*Work request:* The answer is an exact repeat of the entries below, with the pictures omitted.

Entries from a dataset of interfaces
——————

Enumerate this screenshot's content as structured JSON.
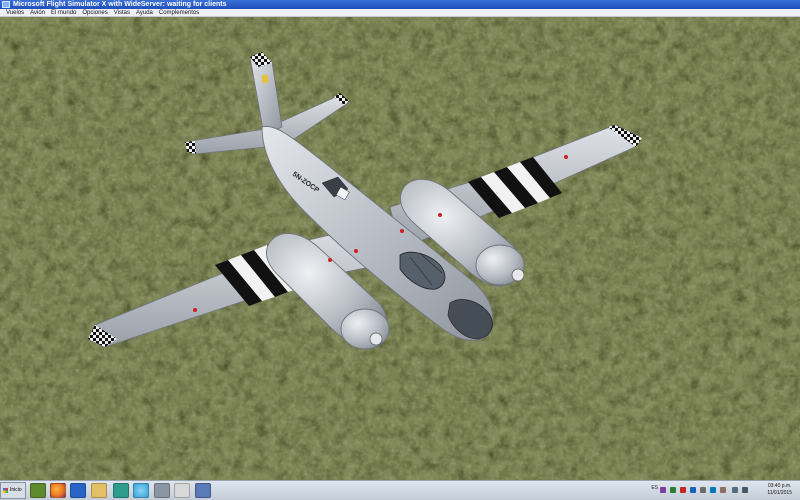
{
  "window": {
    "title": "Microsoft Flight Simulator X with WideServer: waiting for clients"
  },
  "menu": {
    "items": [
      "Vuelos",
      "Avión",
      "El mundo",
      "Opciones",
      "Vistas",
      "Ayuda",
      "Complementos"
    ]
  },
  "scene": {
    "description_icon": "airplane-in-flight",
    "aircraft_tail_code": "5N-ZOCP",
    "colors": {
      "ground": "#4d5229",
      "fuselage": "#c8ccd3",
      "stripe_dark": "#111111",
      "stripe_light": "#f2f2f2",
      "accent_red": "#cc2222"
    }
  },
  "taskbar": {
    "start_label": "Inicio",
    "apps": [
      {
        "name": "start-orb-app",
        "icon": "generic-app-icon",
        "color": "#5c8a2c"
      },
      {
        "name": "firefox-app",
        "icon": "firefox-icon",
        "color": "#e8731c"
      },
      {
        "name": "fsx-app",
        "icon": "flight-sim-icon",
        "color": "#2a64c5"
      },
      {
        "name": "folder-app",
        "icon": "folder-icon",
        "color": "#e3c065"
      },
      {
        "name": "fsuipc-app",
        "icon": "fsuipc-icon",
        "color": "#2d9d8e"
      },
      {
        "name": "internet-app",
        "icon": "globe-icon",
        "color": "#35a2d8"
      },
      {
        "name": "tool-app",
        "icon": "tool-icon",
        "color": "#8b96a5"
      },
      {
        "name": "opus-app",
        "icon": "opus-icon",
        "color": "#d8d8d8"
      },
      {
        "name": "other-app",
        "icon": "misc-icon",
        "color": "#5a7ab8"
      }
    ],
    "tray": {
      "language": "ES",
      "time": "03:40 p.m.",
      "date": "11/01/2015"
    }
  }
}
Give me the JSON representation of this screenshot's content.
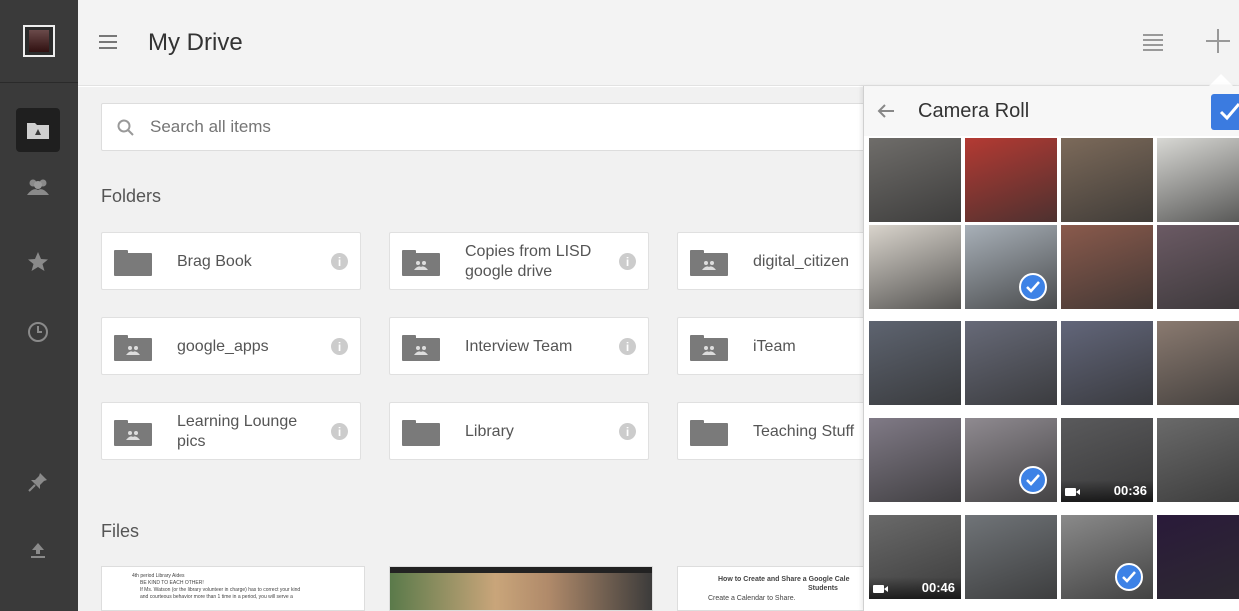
{
  "header": {
    "title": "My Drive"
  },
  "search": {
    "placeholder": "Search all items"
  },
  "sections": {
    "folders": "Folders",
    "files": "Files"
  },
  "folders": [
    {
      "label": "Brag Book",
      "shared": false
    },
    {
      "label": "Copies from LISD google drive",
      "shared": true
    },
    {
      "label": "digital_citizen",
      "shared": true
    },
    {
      "label": "google_apps",
      "shared": true
    },
    {
      "label": "Interview Team",
      "shared": true
    },
    {
      "label": "iTeam",
      "shared": true
    },
    {
      "label": "Learning Lounge pics",
      "shared": true
    },
    {
      "label": "Library",
      "shared": false
    },
    {
      "label": "Teaching Stuff",
      "shared": false
    }
  ],
  "files": [
    {
      "lines": [
        "4th period Library Aides",
        "BE KIND TO EACH OTHER!",
        "If Ms. Watson (or the library volunteer in charge) has to correct your kind",
        "and courteous behavior more than 1 time in a period, you will serve a"
      ]
    },
    {
      "lines": []
    },
    {
      "lines": [
        "How to Create and Share a Google Cale",
        "Students",
        "Create a Calendar to Share."
      ]
    }
  ],
  "camera_roll": {
    "title": "Camera Roll",
    "thumbs": [
      {
        "selected": false,
        "duration": null,
        "color": "#6f6d6a"
      },
      {
        "selected": false,
        "duration": null,
        "color": "#b43a33"
      },
      {
        "selected": false,
        "duration": null,
        "color": "#7c6a5a"
      },
      {
        "selected": false,
        "duration": null,
        "color": "#d8d8d4"
      },
      {
        "selected": false,
        "duration": null,
        "color": "#d9d4cc"
      },
      {
        "selected": true,
        "duration": null,
        "color": "#a8b0b8"
      },
      {
        "selected": false,
        "duration": null,
        "color": "#8a5a4c"
      },
      {
        "selected": false,
        "duration": null,
        "color": "#6b5a64"
      },
      {
        "selected": false,
        "duration": null,
        "color": "#5e6470"
      },
      {
        "selected": false,
        "duration": null,
        "color": "#676a78"
      },
      {
        "selected": false,
        "duration": null,
        "color": "#62667a"
      },
      {
        "selected": false,
        "duration": null,
        "color": "#8a7a70"
      },
      {
        "selected": false,
        "duration": null,
        "color": "#807a86"
      },
      {
        "selected": true,
        "duration": null,
        "color": "#8f8a90"
      },
      {
        "selected": false,
        "duration": "00:36",
        "color": "#5a5a5c"
      },
      {
        "selected": false,
        "duration": null,
        "color": "#6a6a6a"
      },
      {
        "selected": false,
        "duration": "00:46",
        "color": "#6a6a6a"
      },
      {
        "selected": false,
        "duration": null,
        "color": "#707478"
      },
      {
        "selected": true,
        "duration": null,
        "color": "#8a8a8a"
      },
      {
        "selected": false,
        "duration": null,
        "color": "#2a1a3a"
      }
    ]
  },
  "colors": {
    "accent": "#3b7be0"
  }
}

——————

*Written response:*
Enumerate this screenshot's content as structured JSON.
{
  "window": {
    "title": "Microsoft Flight Simulator X with WideServer: waiting for clients"
  },
  "menu": {
    "items": [
      "Vuelos",
      "Avión",
      "El mundo",
      "Opciones",
      "Vistas",
      "Ayuda",
      "Complementos"
    ]
  },
  "scene": {
    "description_icon": "airplane-in-flight",
    "aircraft_tail_code": "5N-ZOCP",
    "colors": {
      "ground": "#4d5229",
      "fuselage": "#c8ccd3",
      "stripe_dark": "#111111",
      "stripe_light": "#f2f2f2",
      "accent_red": "#cc2222"
    }
  },
  "taskbar": {
    "start_label": "Inicio",
    "apps": [
      {
        "name": "start-orb-app",
        "icon": "generic-app-icon",
        "color": "#5c8a2c"
      },
      {
        "name": "firefox-app",
        "icon": "firefox-icon",
        "color": "#e8731c"
      },
      {
        "name": "fsx-app",
        "icon": "flight-sim-icon",
        "color": "#2a64c5"
      },
      {
        "name": "folder-app",
        "icon": "folder-icon",
        "color": "#e3c065"
      },
      {
        "name": "fsuipc-app",
        "icon": "fsuipc-icon",
        "color": "#2d9d8e"
      },
      {
        "name": "internet-app",
        "icon": "globe-icon",
        "color": "#35a2d8"
      },
      {
        "name": "tool-app",
        "icon": "tool-icon",
        "color": "#8b96a5"
      },
      {
        "name": "opus-app",
        "icon": "opus-icon",
        "color": "#d8d8d8"
      },
      {
        "name": "other-app",
        "icon": "misc-icon",
        "color": "#5a7ab8"
      }
    ],
    "tray": {
      "language": "ES",
      "time": "03:40 p.m.",
      "date": "11/01/2015"
    }
  }
}
Give me the JSON representation of this screenshot's content.
{
  "header": {
    "title": "My Drive"
  },
  "search": {
    "placeholder": "Search all items"
  },
  "sections": {
    "folders": "Folders",
    "files": "Files"
  },
  "folders": [
    {
      "label": "Brag Book",
      "shared": false
    },
    {
      "label": "Copies from LISD google drive",
      "shared": true
    },
    {
      "label": "digital_citizen",
      "shared": true
    },
    {
      "label": "google_apps",
      "shared": true
    },
    {
      "label": "Interview Team",
      "shared": true
    },
    {
      "label": "iTeam",
      "shared": true
    },
    {
      "label": "Learning Lounge pics",
      "shared": true
    },
    {
      "label": "Library",
      "shared": false
    },
    {
      "label": "Teaching Stuff",
      "shared": false
    }
  ],
  "files": [
    {
      "lines": [
        "4th period Library Aides",
        "BE KIND TO EACH OTHER!",
        "If Ms. Watson (or the library volunteer in charge) has to correct your kind",
        "and courteous behavior more than 1 time in a period, you will serve a"
      ]
    },
    {
      "lines": []
    },
    {
      "lines": [
        "How to Create and Share a Google Cale",
        "Students",
        "Create a Calendar to Share."
      ]
    }
  ],
  "camera_roll": {
    "title": "Camera Roll",
    "thumbs": [
      {
        "selected": false,
        "duration": null,
        "color": "#6f6d6a"
      },
      {
        "selected": false,
        "duration": null,
        "color": "#b43a33"
      },
      {
        "selected": false,
        "duration": null,
        "color": "#7c6a5a"
      },
      {
        "selected": false,
        "duration": null,
        "color": "#d8d8d4"
      },
      {
        "selected": false,
        "duration": null,
        "color": "#d9d4cc"
      },
      {
        "selected": true,
        "duration": null,
        "color": "#a8b0b8"
      },
      {
        "selected": false,
        "duration": null,
        "color": "#8a5a4c"
      },
      {
        "selected": false,
        "duration": null,
        "color": "#6b5a64"
      },
      {
        "selected": false,
        "duration": null,
        "color": "#5e6470"
      },
      {
        "selected": false,
        "duration": null,
        "color": "#676a78"
      },
      {
        "selected": false,
        "duration": null,
        "color": "#62667a"
      },
      {
        "selected": false,
        "duration": null,
        "color": "#8a7a70"
      },
      {
        "selected": false,
        "duration": null,
        "color": "#807a86"
      },
      {
        "selected": true,
        "duration": null,
        "color": "#8f8a90"
      },
      {
        "selected": false,
        "duration": "00:36",
        "color": "#5a5a5c"
      },
      {
        "selected": false,
        "duration": null,
        "color": "#6a6a6a"
      },
      {
        "selected": false,
        "duration": "00:46",
        "color": "#6a6a6a"
      },
      {
        "selected": false,
        "duration": null,
        "color": "#707478"
      },
      {
        "selected": true,
        "duration": null,
        "color": "#8a8a8a"
      },
      {
        "selected": false,
        "duration": null,
        "color": "#2a1a3a"
      }
    ]
  },
  "colors": {
    "accent": "#3b7be0"
  }
}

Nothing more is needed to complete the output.